The above has made the marketers to compete with each other in advertising on TV to create awareness of their products among the remotest rural population. The advertisement budgets are on the increase and so is the sale and availability of consumer goods not alone in urban but rural areas as well.
The radio was not to be left behind. In 1994 the All India Radio introduced the FM Channel in the major cities like Bombay and Delhi. This medium today has gained popularity as it is reflected by the decision taken in June 1995 to make this channel 24 hours channels in major cities like Bombay and Delhi and currently from many other cities. A recent concept is FM channels where the audio quality is without any interference and lots of commercials are being broadcast through these channels.
We have collected a few statistics from Registrar of newspapers, India which are given below.
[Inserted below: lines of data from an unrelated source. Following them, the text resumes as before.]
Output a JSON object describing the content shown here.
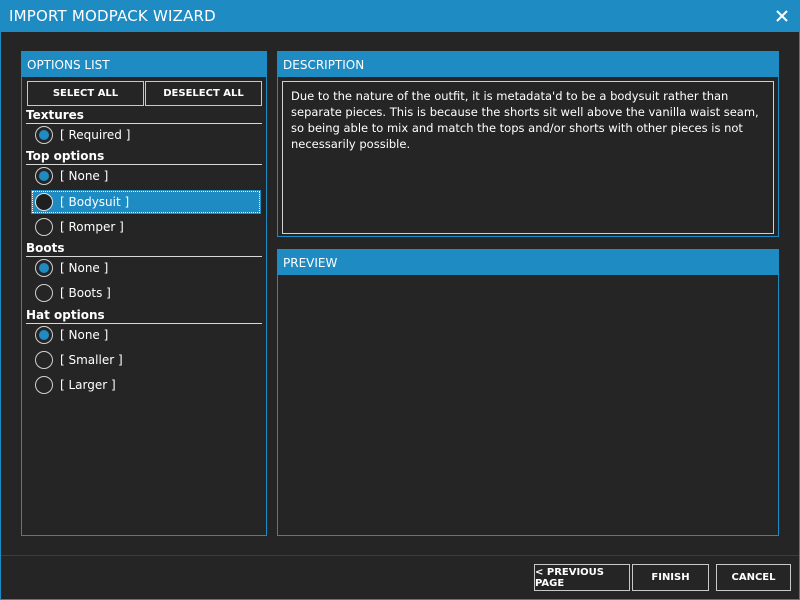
{
  "window": {
    "title": "IMPORT MODPACK WIZARD",
    "close_icon": "close-icon",
    "accent_color": "#1e8bc3",
    "background_color": "#252525"
  },
  "options_panel": {
    "header": "OPTIONS LIST",
    "select_all_label": "SELECT ALL",
    "deselect_all_label": "DESELECT ALL",
    "groups": [
      {
        "title": "Textures",
        "options": [
          {
            "label": "[ Required ]",
            "checked": true
          }
        ]
      },
      {
        "title": "Top options",
        "options": [
          {
            "label": "[ None ]",
            "checked": true
          },
          {
            "label": "[ Bodysuit ]",
            "checked": false,
            "highlighted": true
          },
          {
            "label": "[ Romper ]",
            "checked": false
          }
        ]
      },
      {
        "title": "Boots",
        "options": [
          {
            "label": "[ None ]",
            "checked": true
          },
          {
            "label": "[ Boots ]",
            "checked": false
          }
        ]
      },
      {
        "title": "Hat options",
        "options": [
          {
            "label": "[ None ]",
            "checked": true
          },
          {
            "label": "[ Smaller ]",
            "checked": false
          },
          {
            "label": "[ Larger ]",
            "checked": false
          }
        ]
      }
    ]
  },
  "description_panel": {
    "header": "DESCRIPTION",
    "text": "Due to the nature of the outfit, it is metadata'd to be a bodysuit rather than separate pieces. This is because the shorts sit well above the vanilla waist seam, so being able to mix and match the tops and/or shorts with other pieces is not necessarily possible."
  },
  "preview_panel": {
    "header": "PREVIEW"
  },
  "footer": {
    "previous_label": "< PREVIOUS PAGE",
    "finish_label": "FINISH",
    "cancel_label": "CANCEL"
  }
}
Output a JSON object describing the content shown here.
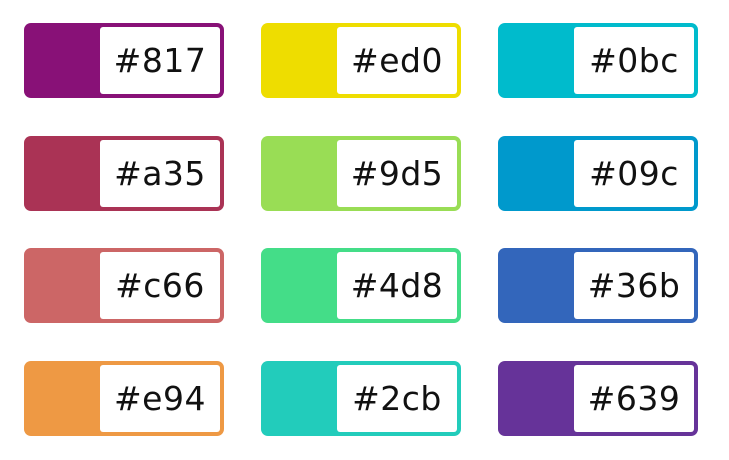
{
  "swatches": [
    {
      "label": "#817",
      "color": "#881177"
    },
    {
      "label": "#ed0",
      "color": "#eedd00"
    },
    {
      "label": "#0bc",
      "color": "#00bbcc"
    },
    {
      "label": "#a35",
      "color": "#aa3355"
    },
    {
      "label": "#9d5",
      "color": "#99dd55"
    },
    {
      "label": "#09c",
      "color": "#0099cc"
    },
    {
      "label": "#c66",
      "color": "#cc6666"
    },
    {
      "label": "#4d8",
      "color": "#44dd88"
    },
    {
      "label": "#36b",
      "color": "#3366bb"
    },
    {
      "label": "#e94",
      "color": "#ee9944"
    },
    {
      "label": "#2cb",
      "color": "#22ccbb"
    },
    {
      "label": "#639",
      "color": "#663399"
    }
  ]
}
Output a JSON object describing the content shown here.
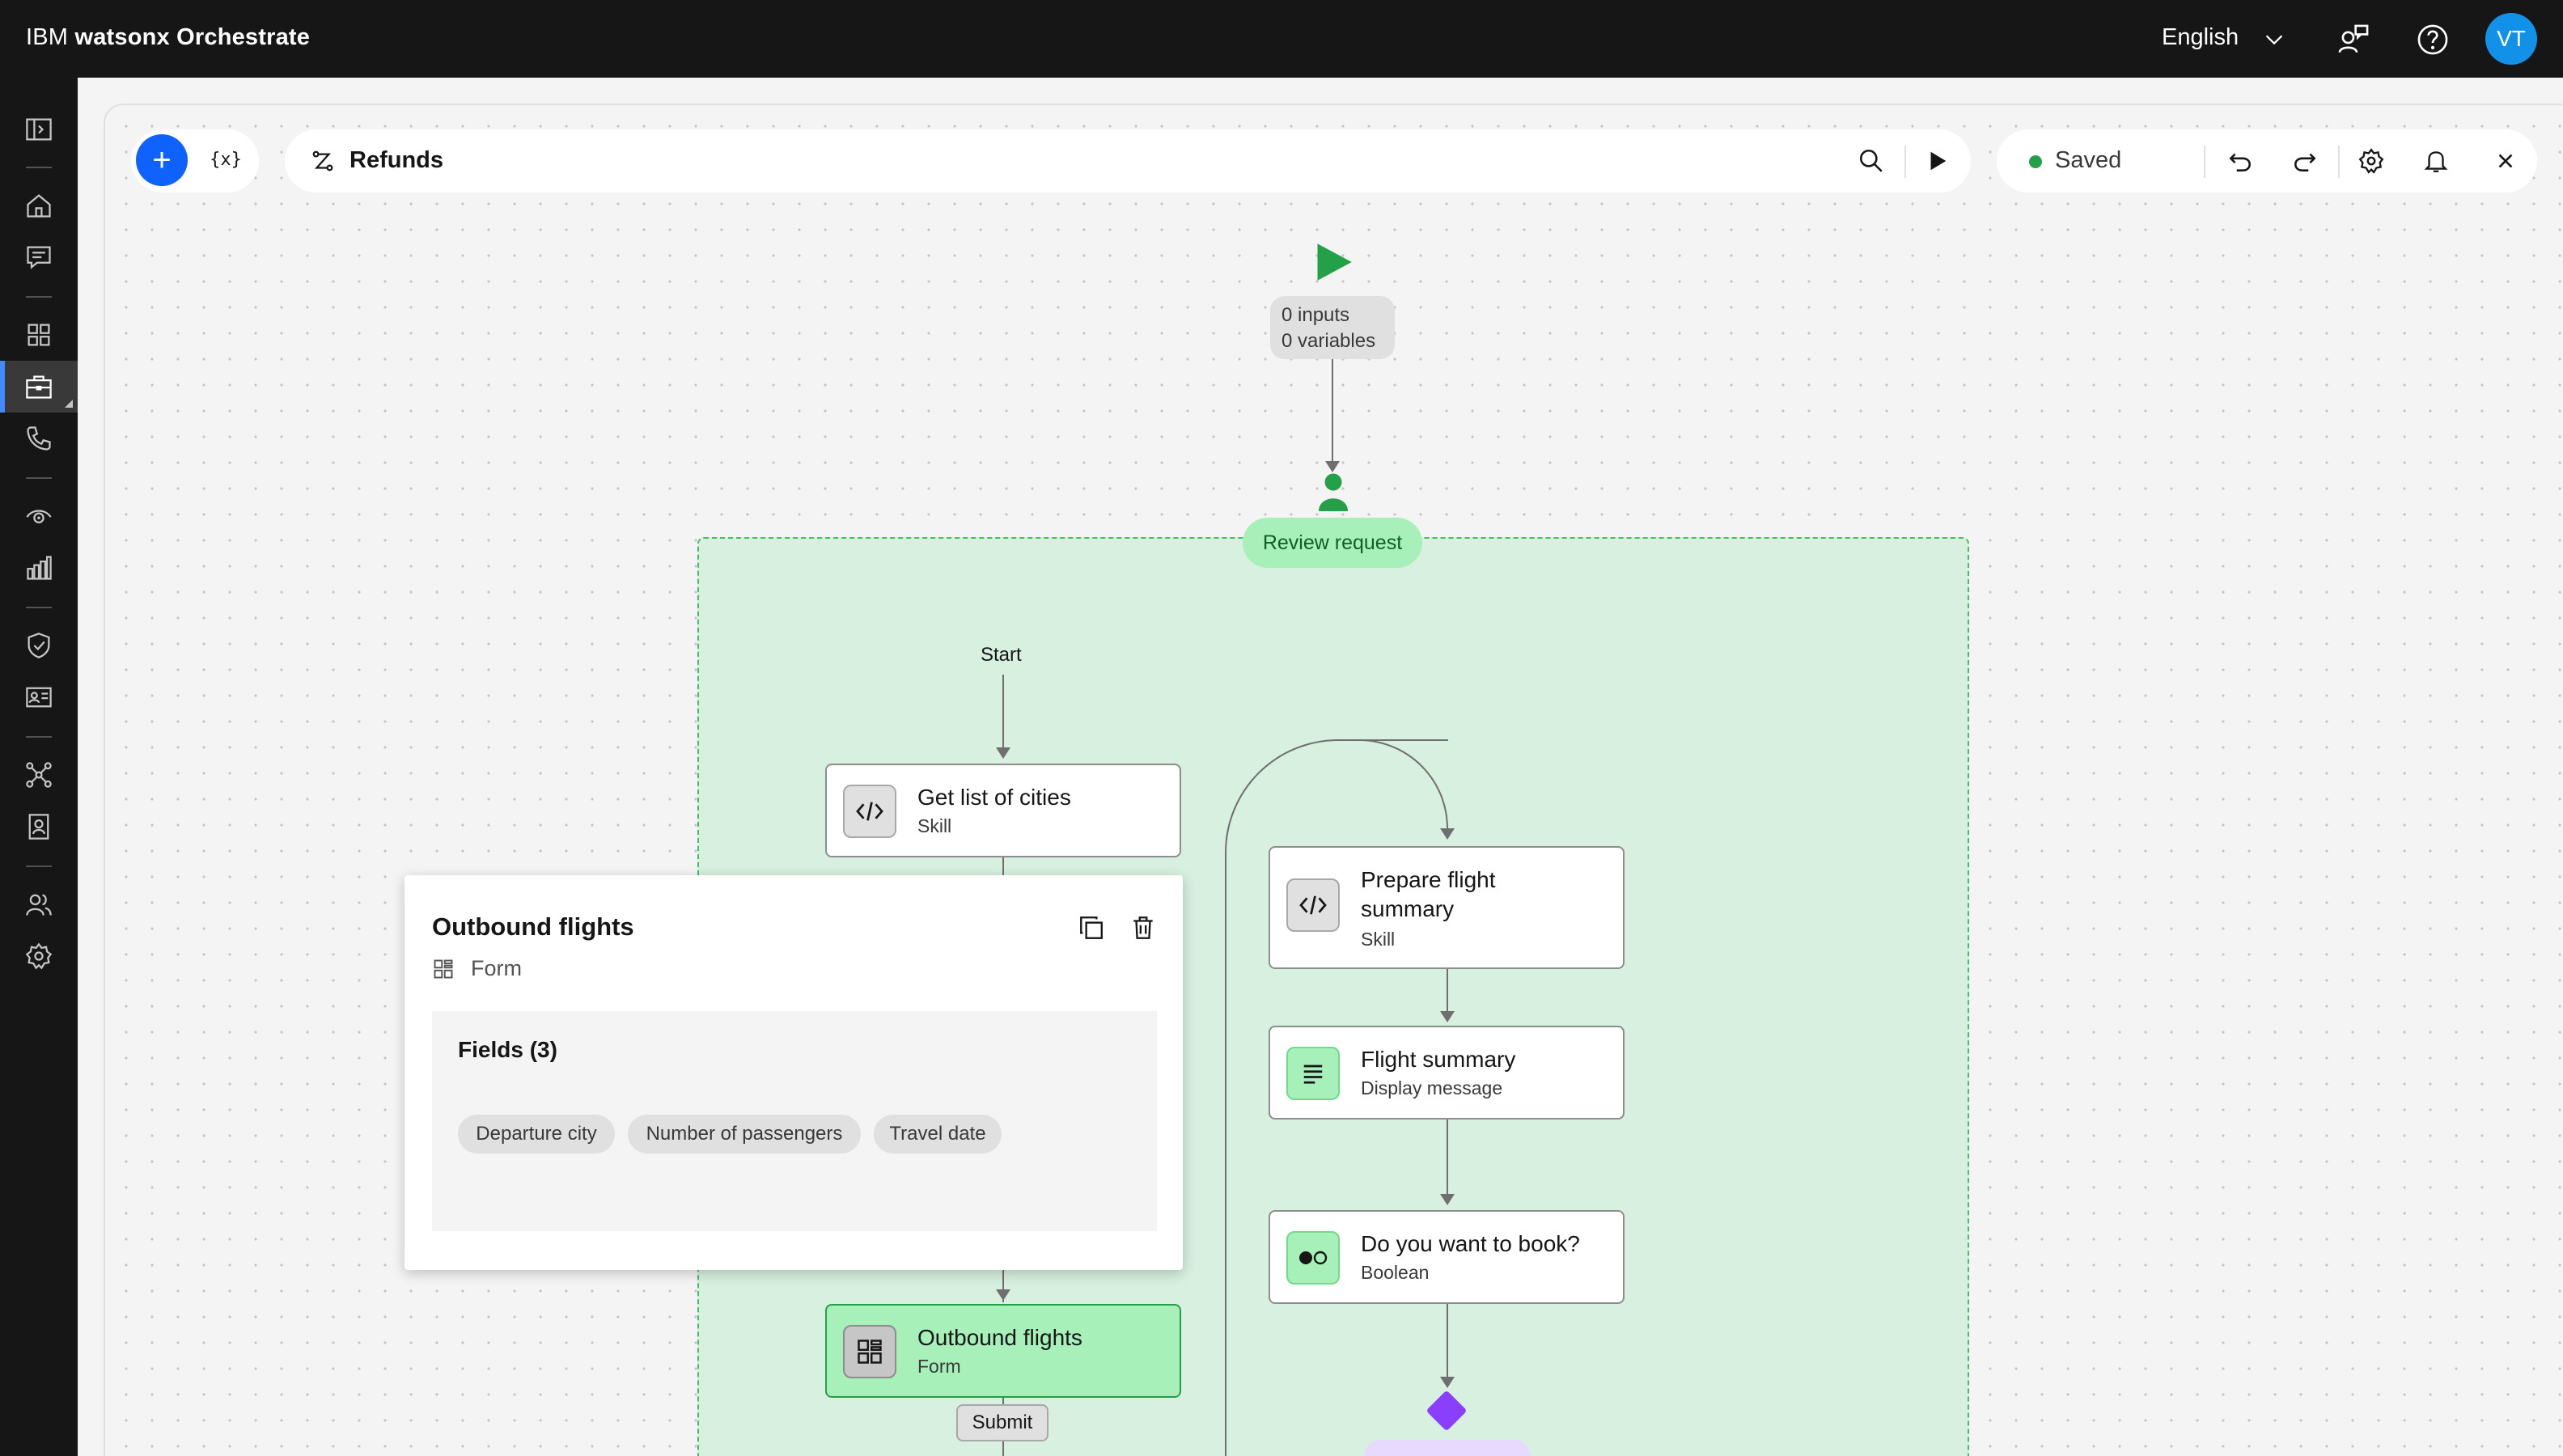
{
  "header": {
    "brand_prefix": "IBM",
    "brand_name": "watsonx Orchestrate",
    "language": "English",
    "avatar_initials": "VT"
  },
  "sidebar": {
    "items": [
      {
        "icon": "side-panel-icon"
      },
      {
        "icon": "home-icon"
      },
      {
        "icon": "chat-icon"
      },
      {
        "icon": "apps-grid-icon"
      },
      {
        "icon": "toolbox-icon",
        "active": true
      },
      {
        "icon": "phone-icon"
      },
      {
        "icon": "view-icon"
      },
      {
        "icon": "analytics-icon"
      },
      {
        "icon": "security-shield-icon"
      },
      {
        "icon": "identification-icon"
      },
      {
        "icon": "connections-icon"
      },
      {
        "icon": "user-profile-icon"
      },
      {
        "icon": "users-icon"
      },
      {
        "icon": "settings-icon"
      }
    ]
  },
  "toolbar": {
    "add_label": "+",
    "variables_label": "{x}",
    "flow_title": "Refunds",
    "status": "Saved"
  },
  "flow": {
    "io_inputs": "0 inputs",
    "io_variables": "0 variables",
    "group_label": "Review request",
    "start_label": "Start",
    "nodes": [
      {
        "title": "Get list of cities",
        "type": "Skill"
      },
      {
        "title_line1": "Prepare flight",
        "title_line2": "summary",
        "type": "Skill"
      },
      {
        "title": "Flight summary",
        "type": "Display message"
      },
      {
        "title": "Do you want to book?",
        "type": "Boolean"
      },
      {
        "title": "Outbound flights",
        "type": "Form"
      }
    ],
    "submit_label": "Submit"
  },
  "popover": {
    "title": "Outbound flights",
    "type": "Form",
    "fields_title": "Fields (3)",
    "fields": [
      "Departure city",
      "Number of passengers",
      "Travel date"
    ]
  },
  "colors": {
    "accent": "#0f62fe",
    "success": "#24a148",
    "group_bg": "#d7f0df",
    "decision": "#8a3ffc"
  }
}
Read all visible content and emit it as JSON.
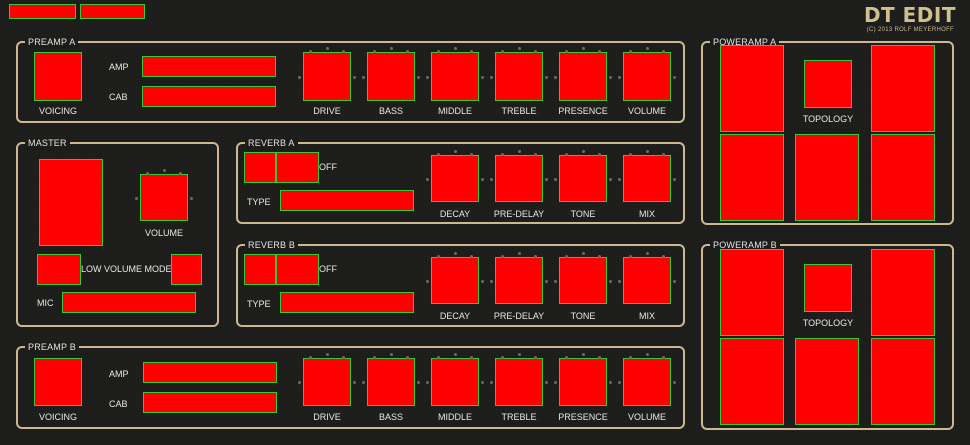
{
  "app": {
    "title": "DT EDIT",
    "copyright": "(C) 2013 ROLF MEYERHOFF"
  },
  "preamp_a": {
    "title": "PREAMP A",
    "voicing_label": "VOICING",
    "amp_label": "AMP",
    "cab_label": "CAB",
    "knobs": [
      "DRIVE",
      "BASS",
      "MIDDLE",
      "TREBLE",
      "PRESENCE",
      "VOLUME"
    ]
  },
  "preamp_b": {
    "title": "PREAMP B",
    "voicing_label": "VOICING",
    "amp_label": "AMP",
    "cab_label": "CAB",
    "knobs": [
      "DRIVE",
      "BASS",
      "MIDDLE",
      "TREBLE",
      "PRESENCE",
      "VOLUME"
    ]
  },
  "master": {
    "title": "MASTER",
    "volume_label": "VOLUME",
    "low_volume_mode_label": "LOW VOLUME MODE",
    "mic_label": "MIC"
  },
  "reverb_a": {
    "title": "REVERB A",
    "off_label": "OFF",
    "type_label": "TYPE",
    "knobs": [
      "DECAY",
      "PRE-DELAY",
      "TONE",
      "MIX"
    ]
  },
  "reverb_b": {
    "title": "REVERB B",
    "off_label": "OFF",
    "type_label": "TYPE",
    "knobs": [
      "DECAY",
      "PRE-DELAY",
      "TONE",
      "MIX"
    ]
  },
  "poweramp_a": {
    "title": "POWERAMP A",
    "topology_label": "TOPOLOGY"
  },
  "poweramp_b": {
    "title": "POWERAMP B",
    "topology_label": "TOPOLOGY"
  },
  "colors": {
    "control": "#ff0000",
    "control_border": "#35c83a",
    "panel_border": "#cdb892",
    "background": "#1c1c1a"
  }
}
They reveal the extent of numbers of population reading the print media and this indicates the coverage the print media gives a product which the marketer can use to his advantage.
* The number of newspapers reported published in 2005 —: 5,591
* The total circulation of newspapers in 2005: 13,30,87,588
*Combined circulation of all newspapers in 1992 6,70,00,000 – 100% increase during last 12 years.
* The largest number of newspapers & periodicals reported published in any Indian language: Hindi – 2,787
* The second largest number of newspapers & periodicals reported
published in any language: English – 579
* The largest circulated Daily: The Hindustan Times, English,
Delhi [Printed from 8 centers] – 10,49,310 copies
*The Second largest circulated Daily: The Times of India,
English Delhi[Printed from 2 centers] – 10,32,537 copies
* The third largest circulated Daily: The Hindu, English,
Chennai[Printed from 11 centers] – 9,80,232 copies
* The largest circulated multi-edition Daily:
The Times of India,(5 editions),English 17,29,520 copies
* The second largest circulated multi-edition Daily:
Dainik Jagran(10 editions), Hindi 17,04,291 copies
* The largest circulated periodical:
Malayala Manorma, (Weekly)Malayalam, Kottayam 10,36,340 copies
The above reveal the potential of the print media which cover newspapers and periodicals. In addition there are various informal methods of print advertisements in the form of pamphlets distributed by news paper vendors through morning News papers or boys distributing the same at busy junctions like railway stations, shopping malls, busy road centers etc.
Out Door Media
The Outdoor advertising has also changed dramatically in India. Although, still relatively behind countries like U.S.A, U.K and Japan this media is also drawing the attention of industries. One of the latest forms of advertising is three-dimension hoarding used by firms like Lloyds Group.
Finally, the local area advertising on Cable T.V. is also on the growth path. It has reported that many cable advertising companies rake in Rs. 50,000/- to Rs. 3,00,000/- per month, depending on their operations. The Cable T.V. operators admit that they get Rs 20,000/- extra every month without any extra efforts. Firms like Hindustan Lever, Pioma Industries, Parle Exports and Kwality Ice Creams have seen some of the major users.
With the literacy increasing and growth in the professional classes, specialized magazines for different market segments are now being published. Magazines like Business India, Business World, Business Today, India Today, Society, Savvy, Femina, Readers Digest and their like are now read in the middle and higher income families.
All this heralds a more complex task even for the media. Today large media houses, like the Times of India group, help advertisers buy the optional media mix. Media marketing is going to be on the increase as the target audience gets fragmented over multiple media choices.